Let me give you four reasons why it’s worth it to preach through 1 Corinthians.
When it comes to ethical conflicts facing local churches, we need to carefully distinguish categories of “may” (permissible), “should/should not” (advisable), and “must” (obligatory).
Let’s briefly consider some of the “good-faith” objections to discipline we’ve encountered and how we try to help church members understand the theological principles undergirding discipline.
We asked three pastors to share a story of restoration—that is, someone who had been restored to membership after being disciplined for unrepentant sin.
Mailbag #76: The Role of Matthew 18’s “One or Two Witnesses” . . . Must Christians Go to Church Every Sunday? . . . How to Care for an Unwed & Pregnant MemberBy B. Johnson, J. Kurz, P. Martin | 03.01.2019
Three pastors answer one question each about church discipline, church attendance, and caring for a church member who is unwed and pregnant.
A “once saved, always saved” motif that doesn’t understand conversion and its vital connection to a church shouldn’t comfort anyone in any way.

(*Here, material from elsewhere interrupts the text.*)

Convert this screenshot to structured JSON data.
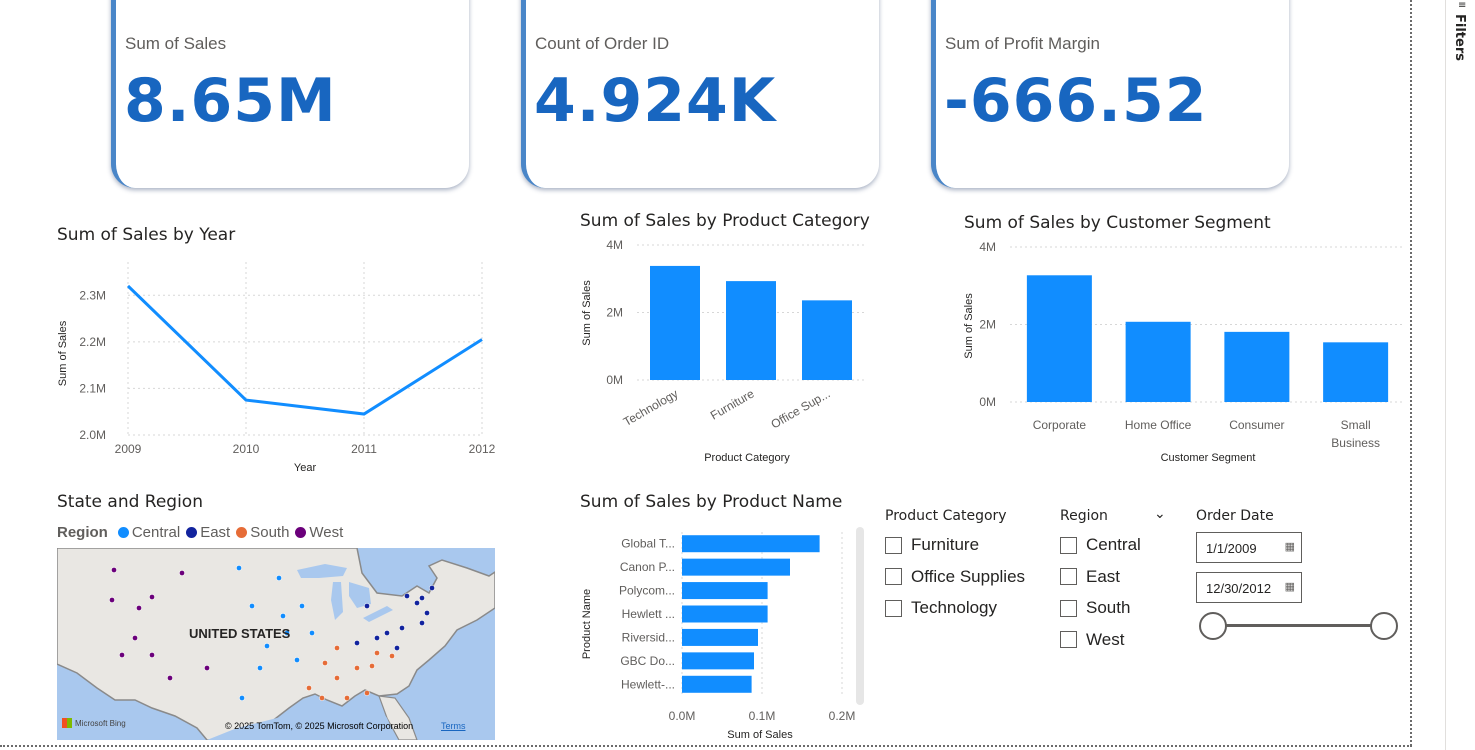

We asked pastors from around the world a simple question: what books did you read in 2018 that helped you be a better pastor?
At what point, if ever, does a persistent pattern of pornography warrant church discipline?
As it turns out, these eight excuses not to practice church discipline are actually reasons *to* practice church discipline.
Jonathan Leeman answers the difficult question, “How should we interact with someone who’s been disciplined from our church?”
It’s impossible to follow Christ without helping others follow Christ.
In the Bible, church discipline is always a rescue operation.
Must I be a church member to go to heaven? No, not necessarily. But throughout the New Testament, it’s clear that the Christian life is the churched life.
The world doesn’t have the tools to offer the kind of redemption the #MeToo movement calls for. But thankfully, the church does.